The word got out quickly and by Sunday afternoon and Monday, some birders had located three adult Yellow-crowned Night-Herons in the same area. No sign of nesting was discovered as far as I know. If you decide to look for these beautiful birds, please stay on the roadway and be careful not to disturb them.
As is often the case, birders who came to see the herons also checked out the rest of the wildlife area, finding some excellent shorebird habitat at Wright Marsh. Several intrepid birders from the Kidron area took time to carefully look through the hundreds of Lesser and Greater Yellowlegs, Dunlin, Pectoral Sandpipers and a few dowitchers (probably both Long-billed and Short-billed). They also found a nicely plumaged Stilt Sandpiper and one different-looking shorebird.
The longer they studied the bird and watched it in flight, the more certain they were that it was a female Ruff (also called a Reeve). Calling in some of the rest of us resulted in all of us agreeing that it was indeed a Reeve. By then, the late evening light was getting low and I had left my camera in the car, resulting in a good run to get it, but very poor quality photos. Years ago, several of these very rare shorebirds were found at Funk Bottoms, but this was probably the first one in our area for 20 years or more.

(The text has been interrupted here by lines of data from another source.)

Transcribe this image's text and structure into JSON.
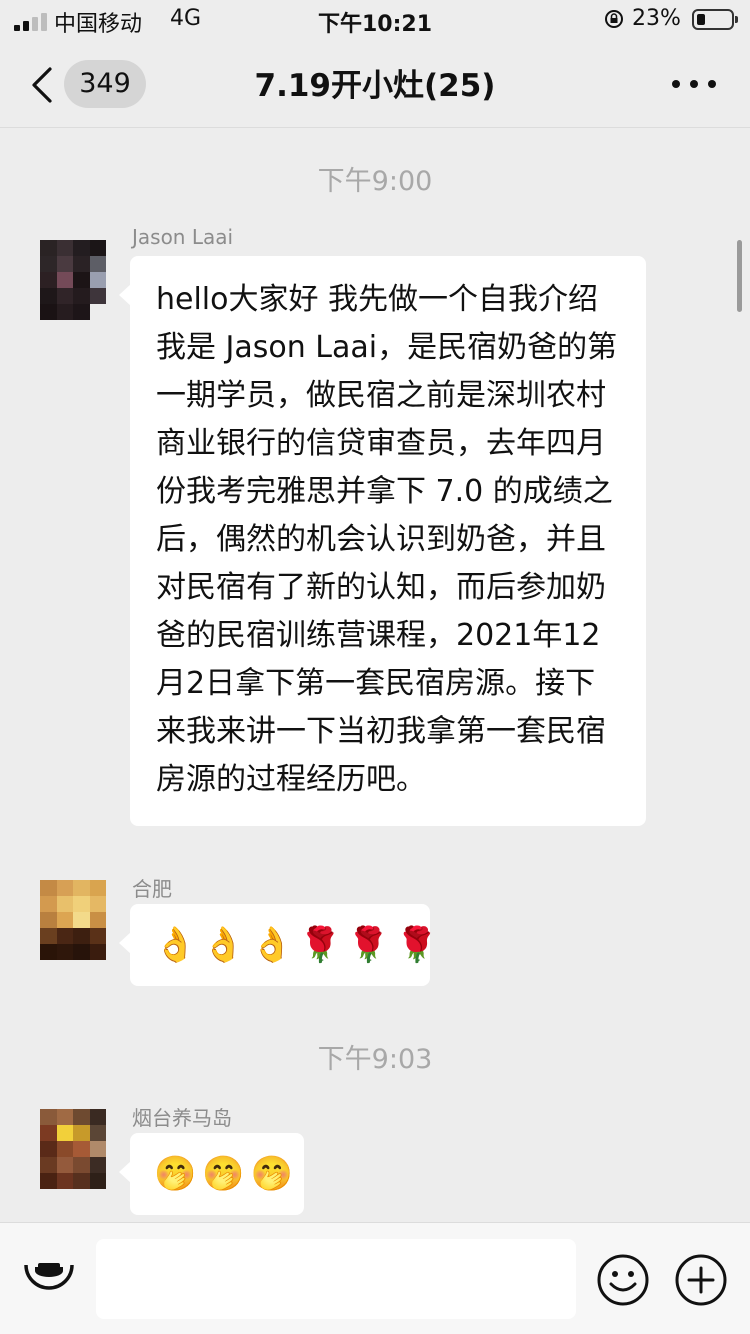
{
  "status_bar": {
    "carrier": "中国移动",
    "network": "4G",
    "time": "下午10:21",
    "battery": "23%",
    "battery_level": 0.23
  },
  "nav": {
    "unread_count": "349",
    "title": "7.19开小灶(25)"
  },
  "messages": [
    {
      "type": "timestamp",
      "text": "下午9:00"
    },
    {
      "type": "message",
      "sender": "Jason Laai",
      "text": "hello大家好 我先做一个自我介绍 我是 Jason Laai，是民宿奶爸的第一期学员，做民宿之前是深圳农村商业银行的信贷审查员，去年四月份我考完雅思并拿下 7.0 的成绩之后，偶然的机会认识到奶爸，并且对民宿有了新的认知，而后参加奶爸的民宿训练营课程，2021年12月2日拿下第一套民宿房源。接下来我来讲一下当初我拿第一套民宿房源的过程经历吧。"
    },
    {
      "type": "message",
      "sender": "合肥",
      "emojis": [
        "👌",
        "👌",
        "👌",
        "🌹",
        "🌹",
        "🌹"
      ]
    },
    {
      "type": "timestamp",
      "text": "下午9:03"
    },
    {
      "type": "message",
      "sender": "烟台养马岛",
      "emojis": [
        "🤭",
        "🤭",
        "🤭"
      ]
    }
  ],
  "input_bar": {
    "voice_icon": "voice-icon",
    "emoji_icon": "emoji-smile-icon",
    "more_icon": "plus-circle-icon"
  },
  "colors": {
    "background": "#ededed",
    "bubble": "#ffffff",
    "timestamp": "#a8a8a8",
    "sender": "#8c8c8c"
  }
}
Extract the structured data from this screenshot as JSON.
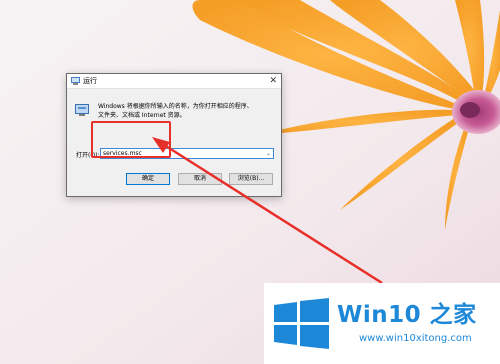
{
  "run_dialog": {
    "title": "运行",
    "description_line1": "Windows 将根据你所输入的名称，为你打开相应的程序、",
    "description_line2": "文件夹、文档或 Internet 资源。",
    "open_label": "打开(O):",
    "input_value": "services.msc",
    "buttons": {
      "ok": "确定",
      "cancel": "取消",
      "browse": "浏览(B)..."
    }
  },
  "watermark": {
    "title": "Win10 之家",
    "url": "www.win10xitong.com"
  },
  "colors": {
    "highlight": "#e8302b",
    "brand": "#1e88d8"
  },
  "icons": {
    "title_icon": "run-icon",
    "app_icon": "run-app-icon",
    "close_icon": "close-icon",
    "dropdown_icon": "chevron-down-icon",
    "logo_icon": "windows-logo-icon"
  }
}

More phone calls were made and a number of birders showed up the next day at Wright Marsh but failed to locate the Reeve. I was there for an hour or more and finally went home, only to get another call saying that nine Marbled Godwits had landed on the mudflats. This was late in the evening and I was already tired and hungry, but the thought of Marbled Godwits revived me. Arriving at Wright Marsh, I biked back out to the impoundment, only to learn that the Godwits had only stayed for a short time before flying off. Thatís the way it goes when you chase rare birds.
But thereís more! The next day, Wednesday, four of us were watching hawks at Conneaut when we got a call from Dennis Kline saying that there were three White-faced Ibis very close to Wright Marsh. These very rare western birds were in breeding plumage and feeding right along the highway. We had more than two hours to drive, arriving at the spot about 15 minutes after the birds had flown off. Fortunately, a number of birders got there in time and took some photos.
What a five-day stretch of birding excitement, and that doesnít even include the warblers that are arriving and the results of the hawk-watch. Tune in next week for that story.
Published: May 1, 2012